There was also the challenge of finding suppliers who were accepting of some older techniques involving manual input as part of a production process that was largely mechanical. Another factor when choosing techniques and suppliers was pricing. Low prices were never going to be possible with the company’s ambitious aims, but the costs needed to be reasonable if the furniture was to be accessible to a wider circle.
All furniture carries the Nordic Swan Ecolabel
Norrgavel can point to evidence from several sources that shows that its environmental thinking is not merely a cosmetic exercise. The company was also the first to acquire the Nordic Swan Ecolabel for its home furniture in 1998, and there is currently a process underway to renew certification for its entire range of furniture. The following year, the company won the Möbelbranschens Miljöpris (the Swedish furniture industry’s environment prize), awarded in conjunction with the World Wide Fund for Nature (WWF). Several pieces of Norrgavel furniture were also given design awards by Utmärkt Svensk Form (Excellent Swedish Design), with their environmental credentials being noted by the jury.
More shops appear
To start with, the furniture was sold by mail order, but in autumn 1994 Norrgavel opened its first shop on Kungsgatan in Stockholm. That enabled the company to reach out to a wider customer base, and the range was extended to include the BAS series Stol (Chair) and Bord (Table).
Once the Stockholm shop was up and running, the company established its own production facility for finishing and assembly in Lammhult.
Over the coming years, more and more shops opened. in 1995, a shop was opened in Lammhult. In 1997, Norrgavel started its first franchise in Gothenburg; one opened in Malmö the following year, and now the shops in Lammhult and Stockholm are also franchises. Further shops opened in 2008 (Västerås), November 2009 (Oslo) and October 2010 (Uppsala).
Norrgavel moves on
In 2010 and 2011, the company started to work on broadening its range of styles and designs by embracing the positive aspects of modernism. Norrgavel has always admired some aspects of the modernist ideal – its ability to create light and air, its analytical clarity and graphical rigour along with controlled precision, its feeling for contrast and play with colours.

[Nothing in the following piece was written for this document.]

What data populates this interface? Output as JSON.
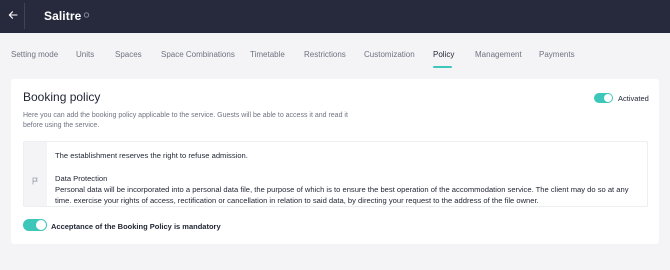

So the company is moving towards its own interpretation of modernism, liberated from the linear thinking that made classical modernism so blinkered. Norrgavel’s modernism is an updated version that takes into account nature’s ecocycle, according to which everything created must at some point return to where it came from.